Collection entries
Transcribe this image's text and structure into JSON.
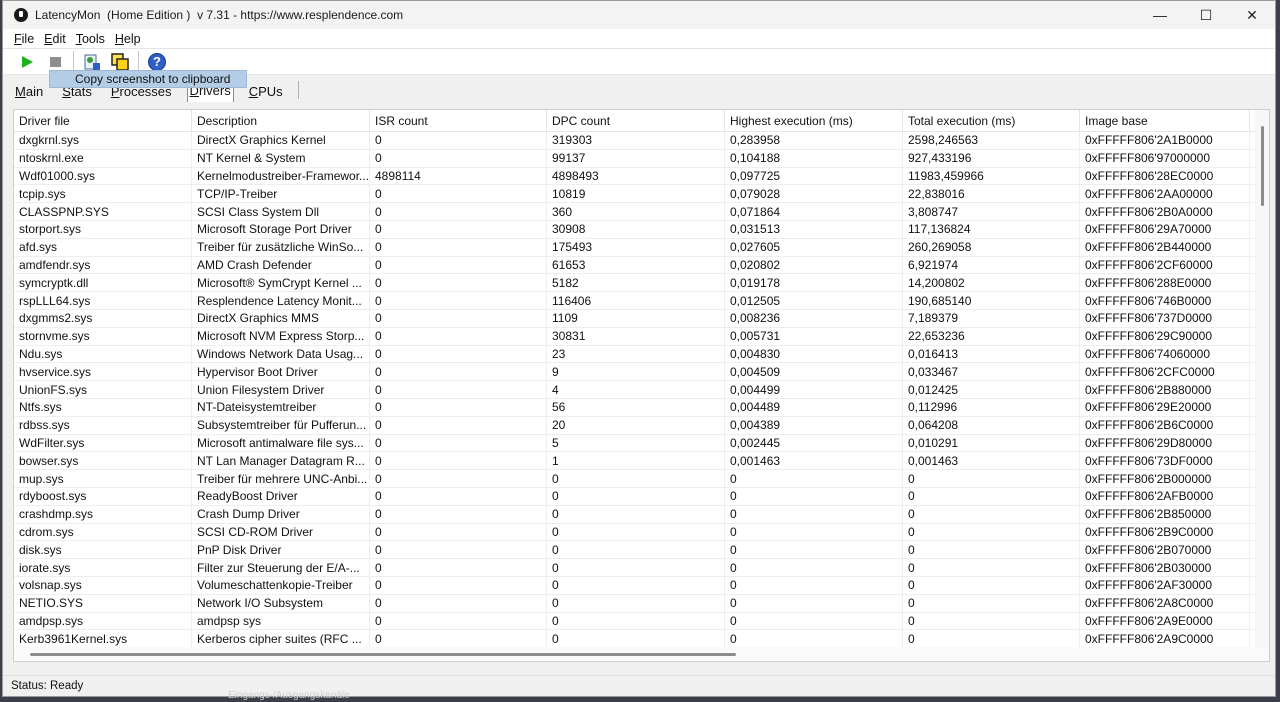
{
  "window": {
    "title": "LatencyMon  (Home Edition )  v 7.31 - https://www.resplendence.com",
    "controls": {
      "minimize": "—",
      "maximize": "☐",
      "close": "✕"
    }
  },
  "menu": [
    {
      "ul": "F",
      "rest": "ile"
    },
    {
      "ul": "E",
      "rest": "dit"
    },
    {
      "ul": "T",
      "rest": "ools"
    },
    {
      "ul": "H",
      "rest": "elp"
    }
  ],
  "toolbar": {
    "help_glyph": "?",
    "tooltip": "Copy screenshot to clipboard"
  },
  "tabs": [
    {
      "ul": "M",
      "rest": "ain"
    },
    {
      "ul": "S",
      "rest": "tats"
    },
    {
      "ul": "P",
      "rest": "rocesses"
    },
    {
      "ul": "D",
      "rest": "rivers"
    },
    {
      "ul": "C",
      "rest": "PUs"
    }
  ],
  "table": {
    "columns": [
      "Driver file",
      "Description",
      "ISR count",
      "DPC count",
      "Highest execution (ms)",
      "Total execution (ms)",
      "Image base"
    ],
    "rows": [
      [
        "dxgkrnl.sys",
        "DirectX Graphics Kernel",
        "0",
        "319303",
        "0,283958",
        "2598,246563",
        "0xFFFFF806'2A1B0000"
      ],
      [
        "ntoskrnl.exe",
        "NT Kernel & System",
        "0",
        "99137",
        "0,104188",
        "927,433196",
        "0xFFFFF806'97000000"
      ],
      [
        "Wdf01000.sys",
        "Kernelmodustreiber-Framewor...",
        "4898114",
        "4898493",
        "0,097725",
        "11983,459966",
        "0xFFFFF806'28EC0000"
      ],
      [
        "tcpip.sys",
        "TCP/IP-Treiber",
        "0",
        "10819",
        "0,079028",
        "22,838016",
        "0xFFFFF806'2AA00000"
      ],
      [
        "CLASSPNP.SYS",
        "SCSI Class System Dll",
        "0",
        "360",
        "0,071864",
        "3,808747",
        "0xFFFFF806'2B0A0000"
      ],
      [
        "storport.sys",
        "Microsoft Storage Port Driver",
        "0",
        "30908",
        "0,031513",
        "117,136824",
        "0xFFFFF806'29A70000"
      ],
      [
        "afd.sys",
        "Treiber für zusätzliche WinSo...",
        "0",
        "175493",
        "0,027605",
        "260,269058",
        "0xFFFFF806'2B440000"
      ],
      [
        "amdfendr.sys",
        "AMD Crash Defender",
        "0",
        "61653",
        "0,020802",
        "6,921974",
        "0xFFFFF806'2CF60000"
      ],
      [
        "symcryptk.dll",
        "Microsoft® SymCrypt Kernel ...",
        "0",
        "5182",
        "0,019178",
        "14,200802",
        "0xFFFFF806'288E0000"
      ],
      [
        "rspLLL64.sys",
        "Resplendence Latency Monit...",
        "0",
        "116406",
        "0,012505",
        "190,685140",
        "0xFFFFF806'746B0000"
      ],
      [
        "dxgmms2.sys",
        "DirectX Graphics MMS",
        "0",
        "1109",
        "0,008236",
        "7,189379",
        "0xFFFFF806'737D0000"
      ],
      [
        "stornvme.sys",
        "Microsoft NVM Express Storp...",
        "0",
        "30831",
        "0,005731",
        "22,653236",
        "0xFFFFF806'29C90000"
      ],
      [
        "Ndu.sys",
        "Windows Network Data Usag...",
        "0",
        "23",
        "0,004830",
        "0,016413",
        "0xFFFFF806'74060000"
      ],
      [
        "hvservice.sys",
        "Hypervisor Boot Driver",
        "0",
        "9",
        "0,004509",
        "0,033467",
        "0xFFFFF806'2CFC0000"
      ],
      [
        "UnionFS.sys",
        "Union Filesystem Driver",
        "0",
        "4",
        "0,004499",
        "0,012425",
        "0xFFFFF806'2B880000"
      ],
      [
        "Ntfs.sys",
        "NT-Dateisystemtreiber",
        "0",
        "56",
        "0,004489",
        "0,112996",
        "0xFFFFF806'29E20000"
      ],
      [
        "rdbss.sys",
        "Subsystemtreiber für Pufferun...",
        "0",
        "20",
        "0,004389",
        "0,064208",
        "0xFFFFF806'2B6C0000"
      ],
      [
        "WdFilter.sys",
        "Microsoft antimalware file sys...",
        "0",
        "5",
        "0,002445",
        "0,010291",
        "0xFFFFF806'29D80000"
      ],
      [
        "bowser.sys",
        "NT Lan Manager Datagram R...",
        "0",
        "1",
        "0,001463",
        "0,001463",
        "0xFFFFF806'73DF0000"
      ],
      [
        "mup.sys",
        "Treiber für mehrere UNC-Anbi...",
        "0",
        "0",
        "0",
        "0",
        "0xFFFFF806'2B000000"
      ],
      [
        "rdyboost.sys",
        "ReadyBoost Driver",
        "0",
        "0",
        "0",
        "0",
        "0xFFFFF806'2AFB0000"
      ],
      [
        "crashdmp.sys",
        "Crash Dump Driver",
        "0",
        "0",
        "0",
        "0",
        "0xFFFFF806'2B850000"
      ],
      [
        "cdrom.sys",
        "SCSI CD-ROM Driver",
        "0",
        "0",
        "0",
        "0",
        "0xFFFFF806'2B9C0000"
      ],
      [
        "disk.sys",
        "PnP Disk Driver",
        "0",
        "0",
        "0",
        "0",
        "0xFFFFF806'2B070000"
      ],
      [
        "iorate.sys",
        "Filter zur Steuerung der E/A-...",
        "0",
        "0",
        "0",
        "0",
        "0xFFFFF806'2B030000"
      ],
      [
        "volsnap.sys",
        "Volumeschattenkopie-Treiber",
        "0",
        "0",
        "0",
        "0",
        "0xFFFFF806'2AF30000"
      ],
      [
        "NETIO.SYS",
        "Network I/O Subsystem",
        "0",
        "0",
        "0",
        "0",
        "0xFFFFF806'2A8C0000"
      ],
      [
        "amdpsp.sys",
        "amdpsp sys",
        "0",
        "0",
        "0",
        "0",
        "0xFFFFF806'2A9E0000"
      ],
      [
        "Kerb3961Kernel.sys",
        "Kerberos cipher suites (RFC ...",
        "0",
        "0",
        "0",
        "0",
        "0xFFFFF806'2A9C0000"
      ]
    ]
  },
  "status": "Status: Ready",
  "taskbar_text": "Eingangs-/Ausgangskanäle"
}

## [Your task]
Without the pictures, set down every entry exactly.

## [Response for this exercise]
Transcribe this image's text and structure into JSON.
{
  "window": {
    "title": "LatencyMon  (Home Edition )  v 7.31 - https://www.resplendence.com",
    "controls": {
      "minimize": "—",
      "maximize": "☐",
      "close": "✕"
    }
  },
  "menu": [
    {
      "ul": "F",
      "rest": "ile"
    },
    {
      "ul": "E",
      "rest": "dit"
    },
    {
      "ul": "T",
      "rest": "ools"
    },
    {
      "ul": "H",
      "rest": "elp"
    }
  ],
  "toolbar": {
    "help_glyph": "?",
    "tooltip": "Copy screenshot to clipboard"
  },
  "tabs": [
    {
      "ul": "M",
      "rest": "ain"
    },
    {
      "ul": "S",
      "rest": "tats"
    },
    {
      "ul": "P",
      "rest": "rocesses"
    },
    {
      "ul": "D",
      "rest": "rivers"
    },
    {
      "ul": "C",
      "rest": "PUs"
    }
  ],
  "table": {
    "columns": [
      "Driver file",
      "Description",
      "ISR count",
      "DPC count",
      "Highest execution (ms)",
      "Total execution (ms)",
      "Image base"
    ],
    "rows": [
      [
        "dxgkrnl.sys",
        "DirectX Graphics Kernel",
        "0",
        "319303",
        "0,283958",
        "2598,246563",
        "0xFFFFF806'2A1B0000"
      ],
      [
        "ntoskrnl.exe",
        "NT Kernel & System",
        "0",
        "99137",
        "0,104188",
        "927,433196",
        "0xFFFFF806'97000000"
      ],
      [
        "Wdf01000.sys",
        "Kernelmodustreiber-Framewor...",
        "4898114",
        "4898493",
        "0,097725",
        "11983,459966",
        "0xFFFFF806'28EC0000"
      ],
      [
        "tcpip.sys",
        "TCP/IP-Treiber",
        "0",
        "10819",
        "0,079028",
        "22,838016",
        "0xFFFFF806'2AA00000"
      ],
      [
        "CLASSPNP.SYS",
        "SCSI Class System Dll",
        "0",
        "360",
        "0,071864",
        "3,808747",
        "0xFFFFF806'2B0A0000"
      ],
      [
        "storport.sys",
        "Microsoft Storage Port Driver",
        "0",
        "30908",
        "0,031513",
        "117,136824",
        "0xFFFFF806'29A70000"
      ],
      [
        "afd.sys",
        "Treiber für zusätzliche WinSo...",
        "0",
        "175493",
        "0,027605",
        "260,269058",
        "0xFFFFF806'2B440000"
      ],
      [
        "amdfendr.sys",
        "AMD Crash Defender",
        "0",
        "61653",
        "0,020802",
        "6,921974",
        "0xFFFFF806'2CF60000"
      ],
      [
        "symcryptk.dll",
        "Microsoft® SymCrypt Kernel ...",
        "0",
        "5182",
        "0,019178",
        "14,200802",
        "0xFFFFF806'288E0000"
      ],
      [
        "rspLLL64.sys",
        "Resplendence Latency Monit...",
        "0",
        "116406",
        "0,012505",
        "190,685140",
        "0xFFFFF806'746B0000"
      ],
      [
        "dxgmms2.sys",
        "DirectX Graphics MMS",
        "0",
        "1109",
        "0,008236",
        "7,189379",
        "0xFFFFF806'737D0000"
      ],
      [
        "stornvme.sys",
        "Microsoft NVM Express Storp...",
        "0",
        "30831",
        "0,005731",
        "22,653236",
        "0xFFFFF806'29C90000"
      ],
      [
        "Ndu.sys",
        "Windows Network Data Usag...",
        "0",
        "23",
        "0,004830",
        "0,016413",
        "0xFFFFF806'74060000"
      ],
      [
        "hvservice.sys",
        "Hypervisor Boot Driver",
        "0",
        "9",
        "0,004509",
        "0,033467",
        "0xFFFFF806'2CFC0000"
      ],
      [
        "UnionFS.sys",
        "Union Filesystem Driver",
        "0",
        "4",
        "0,004499",
        "0,012425",
        "0xFFFFF806'2B880000"
      ],
      [
        "Ntfs.sys",
        "NT-Dateisystemtreiber",
        "0",
        "56",
        "0,004489",
        "0,112996",
        "0xFFFFF806'29E20000"
      ],
      [
        "rdbss.sys",
        "Subsystemtreiber für Pufferun...",
        "0",
        "20",
        "0,004389",
        "0,064208",
        "0xFFFFF806'2B6C0000"
      ],
      [
        "WdFilter.sys",
        "Microsoft antimalware file sys...",
        "0",
        "5",
        "0,002445",
        "0,010291",
        "0xFFFFF806'29D80000"
      ],
      [
        "bowser.sys",
        "NT Lan Manager Datagram R...",
        "0",
        "1",
        "0,001463",
        "0,001463",
        "0xFFFFF806'73DF0000"
      ],
      [
        "mup.sys",
        "Treiber für mehrere UNC-Anbi...",
        "0",
        "0",
        "0",
        "0",
        "0xFFFFF806'2B000000"
      ],
      [
        "rdyboost.sys",
        "ReadyBoost Driver",
        "0",
        "0",
        "0",
        "0",
        "0xFFFFF806'2AFB0000"
      ],
      [
        "crashdmp.sys",
        "Crash Dump Driver",
        "0",
        "0",
        "0",
        "0",
        "0xFFFFF806'2B850000"
      ],
      [
        "cdrom.sys",
        "SCSI CD-ROM Driver",
        "0",
        "0",
        "0",
        "0",
        "0xFFFFF806'2B9C0000"
      ],
      [
        "disk.sys",
        "PnP Disk Driver",
        "0",
        "0",
        "0",
        "0",
        "0xFFFFF806'2B070000"
      ],
      [
        "iorate.sys",
        "Filter zur Steuerung der E/A-...",
        "0",
        "0",
        "0",
        "0",
        "0xFFFFF806'2B030000"
      ],
      [
        "volsnap.sys",
        "Volumeschattenkopie-Treiber",
        "0",
        "0",
        "0",
        "0",
        "0xFFFFF806'2AF30000"
      ],
      [
        "NETIO.SYS",
        "Network I/O Subsystem",
        "0",
        "0",
        "0",
        "0",
        "0xFFFFF806'2A8C0000"
      ],
      [
        "amdpsp.sys",
        "amdpsp sys",
        "0",
        "0",
        "0",
        "0",
        "0xFFFFF806'2A9E0000"
      ],
      [
        "Kerb3961Kernel.sys",
        "Kerberos cipher suites (RFC ...",
        "0",
        "0",
        "0",
        "0",
        "0xFFFFF806'2A9C0000"
      ]
    ]
  },
  "status": "Status: Ready",
  "taskbar_text": "Eingangs-/Ausgangskanäle"
}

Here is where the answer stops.